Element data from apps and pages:
•••
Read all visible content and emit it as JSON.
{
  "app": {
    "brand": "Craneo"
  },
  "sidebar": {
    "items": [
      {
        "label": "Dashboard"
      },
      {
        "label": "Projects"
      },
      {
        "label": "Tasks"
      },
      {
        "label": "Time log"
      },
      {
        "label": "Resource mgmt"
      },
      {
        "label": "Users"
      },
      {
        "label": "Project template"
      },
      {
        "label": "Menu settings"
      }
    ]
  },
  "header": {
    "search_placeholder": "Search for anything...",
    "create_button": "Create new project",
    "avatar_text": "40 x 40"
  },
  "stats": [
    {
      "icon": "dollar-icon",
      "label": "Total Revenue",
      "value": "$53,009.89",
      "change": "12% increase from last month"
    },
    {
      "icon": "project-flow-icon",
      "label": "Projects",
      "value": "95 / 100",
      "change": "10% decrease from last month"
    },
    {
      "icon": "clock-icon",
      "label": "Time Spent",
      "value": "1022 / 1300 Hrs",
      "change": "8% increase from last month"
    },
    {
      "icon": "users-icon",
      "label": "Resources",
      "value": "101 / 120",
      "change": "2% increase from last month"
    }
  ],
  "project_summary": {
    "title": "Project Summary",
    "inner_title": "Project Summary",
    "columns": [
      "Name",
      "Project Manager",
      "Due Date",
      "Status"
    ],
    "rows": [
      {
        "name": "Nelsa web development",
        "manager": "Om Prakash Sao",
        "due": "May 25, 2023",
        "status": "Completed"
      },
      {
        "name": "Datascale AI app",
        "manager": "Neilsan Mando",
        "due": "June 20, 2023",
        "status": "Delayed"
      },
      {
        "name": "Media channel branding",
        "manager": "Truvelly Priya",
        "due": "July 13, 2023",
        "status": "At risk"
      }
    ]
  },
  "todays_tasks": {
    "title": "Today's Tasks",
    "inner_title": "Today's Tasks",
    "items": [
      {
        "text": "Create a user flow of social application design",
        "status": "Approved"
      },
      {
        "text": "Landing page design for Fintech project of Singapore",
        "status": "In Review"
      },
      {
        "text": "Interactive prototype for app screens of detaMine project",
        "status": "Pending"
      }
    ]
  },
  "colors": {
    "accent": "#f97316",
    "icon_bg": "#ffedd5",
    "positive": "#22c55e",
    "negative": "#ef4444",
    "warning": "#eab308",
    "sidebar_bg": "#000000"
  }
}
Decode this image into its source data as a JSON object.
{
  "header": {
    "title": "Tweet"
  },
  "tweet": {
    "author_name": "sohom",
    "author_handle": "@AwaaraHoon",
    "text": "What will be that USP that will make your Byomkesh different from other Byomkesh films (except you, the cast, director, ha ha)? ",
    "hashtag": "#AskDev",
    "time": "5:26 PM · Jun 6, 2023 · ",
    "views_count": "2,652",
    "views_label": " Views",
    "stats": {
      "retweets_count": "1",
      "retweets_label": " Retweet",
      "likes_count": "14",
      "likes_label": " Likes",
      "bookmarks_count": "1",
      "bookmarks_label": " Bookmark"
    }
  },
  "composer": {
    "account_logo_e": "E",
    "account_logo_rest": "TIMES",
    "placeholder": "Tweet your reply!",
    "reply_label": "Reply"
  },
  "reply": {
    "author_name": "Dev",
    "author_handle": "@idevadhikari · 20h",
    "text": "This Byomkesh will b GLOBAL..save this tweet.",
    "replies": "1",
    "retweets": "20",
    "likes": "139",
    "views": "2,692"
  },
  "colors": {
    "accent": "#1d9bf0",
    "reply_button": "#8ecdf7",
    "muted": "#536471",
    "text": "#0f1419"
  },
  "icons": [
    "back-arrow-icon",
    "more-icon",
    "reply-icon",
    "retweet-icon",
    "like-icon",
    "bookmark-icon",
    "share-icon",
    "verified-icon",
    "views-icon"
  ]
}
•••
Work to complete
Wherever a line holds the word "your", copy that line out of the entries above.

Response for this exercise
    "text": "What will be that USP that will make your Byomkesh different from other Byomkesh films (except you, the cast, director, ha ha)? ",
    "placeholder": "Tweet your reply!",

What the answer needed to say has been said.